## [HOW TO COMPLETE THIS TASK]
A single count is required: the lines of the data below in which the word "JSON" occurs.

App and web page records
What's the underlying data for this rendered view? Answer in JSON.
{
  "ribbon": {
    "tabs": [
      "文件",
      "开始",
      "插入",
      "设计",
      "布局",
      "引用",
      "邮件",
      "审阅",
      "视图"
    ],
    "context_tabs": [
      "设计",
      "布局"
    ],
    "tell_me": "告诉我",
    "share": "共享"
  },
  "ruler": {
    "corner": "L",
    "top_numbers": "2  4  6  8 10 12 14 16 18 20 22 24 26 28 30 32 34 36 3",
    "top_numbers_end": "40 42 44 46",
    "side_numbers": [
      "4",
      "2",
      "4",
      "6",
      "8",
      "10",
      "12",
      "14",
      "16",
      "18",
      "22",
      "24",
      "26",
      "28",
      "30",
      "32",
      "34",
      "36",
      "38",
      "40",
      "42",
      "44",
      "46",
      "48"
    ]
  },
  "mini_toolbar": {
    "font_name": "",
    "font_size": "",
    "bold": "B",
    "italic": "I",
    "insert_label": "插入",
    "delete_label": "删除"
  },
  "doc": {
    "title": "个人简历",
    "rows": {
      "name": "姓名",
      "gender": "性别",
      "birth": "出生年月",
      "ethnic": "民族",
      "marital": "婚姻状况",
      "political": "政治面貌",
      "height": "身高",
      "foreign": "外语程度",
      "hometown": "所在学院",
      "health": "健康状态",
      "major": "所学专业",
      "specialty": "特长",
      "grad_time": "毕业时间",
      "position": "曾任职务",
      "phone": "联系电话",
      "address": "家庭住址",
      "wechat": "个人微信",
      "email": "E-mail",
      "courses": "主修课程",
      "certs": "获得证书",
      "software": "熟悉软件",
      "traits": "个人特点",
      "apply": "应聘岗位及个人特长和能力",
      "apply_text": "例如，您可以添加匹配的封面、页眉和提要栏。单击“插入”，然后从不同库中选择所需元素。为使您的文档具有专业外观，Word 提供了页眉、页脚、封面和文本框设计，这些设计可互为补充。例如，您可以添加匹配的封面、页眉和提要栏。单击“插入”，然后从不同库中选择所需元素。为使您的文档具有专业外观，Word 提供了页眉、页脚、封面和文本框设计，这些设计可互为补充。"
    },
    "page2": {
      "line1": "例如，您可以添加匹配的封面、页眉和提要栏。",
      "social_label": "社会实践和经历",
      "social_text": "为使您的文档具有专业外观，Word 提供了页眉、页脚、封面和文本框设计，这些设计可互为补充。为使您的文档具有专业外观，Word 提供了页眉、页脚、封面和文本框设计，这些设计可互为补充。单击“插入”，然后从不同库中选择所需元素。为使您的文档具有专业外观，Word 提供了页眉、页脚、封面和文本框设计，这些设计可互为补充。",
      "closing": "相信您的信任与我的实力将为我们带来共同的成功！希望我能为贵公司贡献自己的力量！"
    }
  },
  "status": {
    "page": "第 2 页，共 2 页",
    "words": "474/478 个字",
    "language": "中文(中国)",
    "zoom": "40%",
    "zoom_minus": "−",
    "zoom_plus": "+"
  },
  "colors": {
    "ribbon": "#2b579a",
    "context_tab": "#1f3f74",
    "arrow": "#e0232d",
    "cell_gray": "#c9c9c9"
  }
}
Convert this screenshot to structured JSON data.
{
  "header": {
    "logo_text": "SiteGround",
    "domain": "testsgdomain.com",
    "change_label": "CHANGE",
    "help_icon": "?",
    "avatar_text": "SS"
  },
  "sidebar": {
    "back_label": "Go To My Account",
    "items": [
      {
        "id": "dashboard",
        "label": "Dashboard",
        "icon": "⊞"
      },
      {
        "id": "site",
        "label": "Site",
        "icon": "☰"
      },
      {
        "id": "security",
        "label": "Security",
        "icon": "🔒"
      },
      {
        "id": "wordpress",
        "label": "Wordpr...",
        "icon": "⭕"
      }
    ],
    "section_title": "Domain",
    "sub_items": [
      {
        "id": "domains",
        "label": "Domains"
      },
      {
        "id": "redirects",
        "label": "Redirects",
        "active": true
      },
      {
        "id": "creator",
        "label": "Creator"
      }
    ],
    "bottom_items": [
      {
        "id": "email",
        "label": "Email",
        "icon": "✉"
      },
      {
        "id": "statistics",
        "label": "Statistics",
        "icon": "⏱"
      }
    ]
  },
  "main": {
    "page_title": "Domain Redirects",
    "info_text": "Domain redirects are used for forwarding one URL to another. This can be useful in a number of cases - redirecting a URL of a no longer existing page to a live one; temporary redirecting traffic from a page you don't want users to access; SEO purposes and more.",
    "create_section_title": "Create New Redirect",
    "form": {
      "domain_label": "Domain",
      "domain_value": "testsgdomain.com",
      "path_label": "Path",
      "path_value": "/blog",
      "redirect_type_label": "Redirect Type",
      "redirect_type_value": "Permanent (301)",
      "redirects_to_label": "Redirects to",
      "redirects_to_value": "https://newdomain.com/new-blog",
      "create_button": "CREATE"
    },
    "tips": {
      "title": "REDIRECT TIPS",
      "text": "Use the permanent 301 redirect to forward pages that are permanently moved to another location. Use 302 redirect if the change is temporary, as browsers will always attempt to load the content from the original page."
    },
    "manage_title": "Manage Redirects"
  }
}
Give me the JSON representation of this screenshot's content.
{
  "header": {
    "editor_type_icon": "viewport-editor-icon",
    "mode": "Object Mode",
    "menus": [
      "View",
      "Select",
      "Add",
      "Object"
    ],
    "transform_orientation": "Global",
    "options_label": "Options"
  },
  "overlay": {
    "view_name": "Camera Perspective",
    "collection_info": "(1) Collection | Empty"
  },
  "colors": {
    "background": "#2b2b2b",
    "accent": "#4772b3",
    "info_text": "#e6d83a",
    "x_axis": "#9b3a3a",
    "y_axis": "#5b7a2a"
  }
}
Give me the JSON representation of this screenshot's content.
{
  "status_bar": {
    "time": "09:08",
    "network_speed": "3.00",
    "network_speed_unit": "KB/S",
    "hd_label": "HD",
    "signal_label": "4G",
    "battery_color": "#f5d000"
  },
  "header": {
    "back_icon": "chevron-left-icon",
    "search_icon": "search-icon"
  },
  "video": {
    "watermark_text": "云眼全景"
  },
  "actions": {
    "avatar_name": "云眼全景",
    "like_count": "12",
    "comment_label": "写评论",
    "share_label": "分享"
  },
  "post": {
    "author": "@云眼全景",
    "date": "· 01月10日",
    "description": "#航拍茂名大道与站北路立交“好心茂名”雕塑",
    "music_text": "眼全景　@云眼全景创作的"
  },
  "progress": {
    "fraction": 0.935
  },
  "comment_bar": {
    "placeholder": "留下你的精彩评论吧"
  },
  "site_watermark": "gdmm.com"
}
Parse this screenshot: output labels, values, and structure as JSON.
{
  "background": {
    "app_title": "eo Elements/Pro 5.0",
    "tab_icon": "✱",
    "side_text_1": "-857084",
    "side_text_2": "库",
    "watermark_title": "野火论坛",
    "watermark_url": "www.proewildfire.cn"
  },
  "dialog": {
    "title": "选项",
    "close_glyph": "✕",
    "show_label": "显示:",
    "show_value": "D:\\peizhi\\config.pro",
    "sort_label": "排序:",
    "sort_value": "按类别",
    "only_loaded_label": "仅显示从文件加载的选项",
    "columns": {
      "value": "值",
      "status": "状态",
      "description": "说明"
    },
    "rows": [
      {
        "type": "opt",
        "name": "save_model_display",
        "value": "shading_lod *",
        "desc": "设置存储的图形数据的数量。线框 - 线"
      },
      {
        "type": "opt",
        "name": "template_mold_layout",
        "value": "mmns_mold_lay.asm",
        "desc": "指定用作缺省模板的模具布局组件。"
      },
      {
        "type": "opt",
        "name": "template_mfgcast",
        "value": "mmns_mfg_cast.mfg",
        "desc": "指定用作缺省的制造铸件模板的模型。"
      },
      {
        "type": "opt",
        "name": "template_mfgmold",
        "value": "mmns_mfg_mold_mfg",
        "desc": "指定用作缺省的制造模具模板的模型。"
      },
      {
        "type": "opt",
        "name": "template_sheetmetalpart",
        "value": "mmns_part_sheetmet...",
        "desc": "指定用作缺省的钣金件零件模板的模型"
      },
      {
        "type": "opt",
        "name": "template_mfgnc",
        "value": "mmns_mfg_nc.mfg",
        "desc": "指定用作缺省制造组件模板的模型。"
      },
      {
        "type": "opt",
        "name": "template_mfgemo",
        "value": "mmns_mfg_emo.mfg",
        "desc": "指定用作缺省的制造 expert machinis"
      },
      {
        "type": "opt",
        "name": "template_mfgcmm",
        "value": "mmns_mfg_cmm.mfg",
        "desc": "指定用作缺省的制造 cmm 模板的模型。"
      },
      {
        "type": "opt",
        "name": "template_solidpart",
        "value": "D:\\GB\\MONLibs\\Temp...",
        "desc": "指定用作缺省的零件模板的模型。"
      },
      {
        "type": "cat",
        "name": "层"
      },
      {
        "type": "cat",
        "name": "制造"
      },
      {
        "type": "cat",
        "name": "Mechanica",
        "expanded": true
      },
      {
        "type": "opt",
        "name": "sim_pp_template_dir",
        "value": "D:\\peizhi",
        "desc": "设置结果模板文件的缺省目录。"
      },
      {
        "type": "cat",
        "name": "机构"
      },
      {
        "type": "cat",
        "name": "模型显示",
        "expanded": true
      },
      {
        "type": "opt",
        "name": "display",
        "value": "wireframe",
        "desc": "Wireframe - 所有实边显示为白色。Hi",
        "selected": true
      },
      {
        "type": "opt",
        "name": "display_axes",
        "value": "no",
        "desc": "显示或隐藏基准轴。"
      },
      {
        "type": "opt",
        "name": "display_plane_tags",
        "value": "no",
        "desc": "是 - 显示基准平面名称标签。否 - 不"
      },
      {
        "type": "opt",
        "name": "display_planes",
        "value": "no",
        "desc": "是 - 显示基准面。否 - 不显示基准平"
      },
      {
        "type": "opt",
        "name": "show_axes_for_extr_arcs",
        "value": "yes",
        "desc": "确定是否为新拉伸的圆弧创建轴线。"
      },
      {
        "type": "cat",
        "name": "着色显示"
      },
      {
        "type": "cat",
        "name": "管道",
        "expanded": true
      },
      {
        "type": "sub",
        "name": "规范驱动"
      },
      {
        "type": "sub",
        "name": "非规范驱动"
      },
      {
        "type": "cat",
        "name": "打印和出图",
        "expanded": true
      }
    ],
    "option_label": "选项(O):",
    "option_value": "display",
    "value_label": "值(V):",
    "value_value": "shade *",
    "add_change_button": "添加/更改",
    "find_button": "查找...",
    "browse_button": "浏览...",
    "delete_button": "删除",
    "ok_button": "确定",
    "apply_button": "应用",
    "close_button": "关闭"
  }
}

## [ANSWER SECTION]
5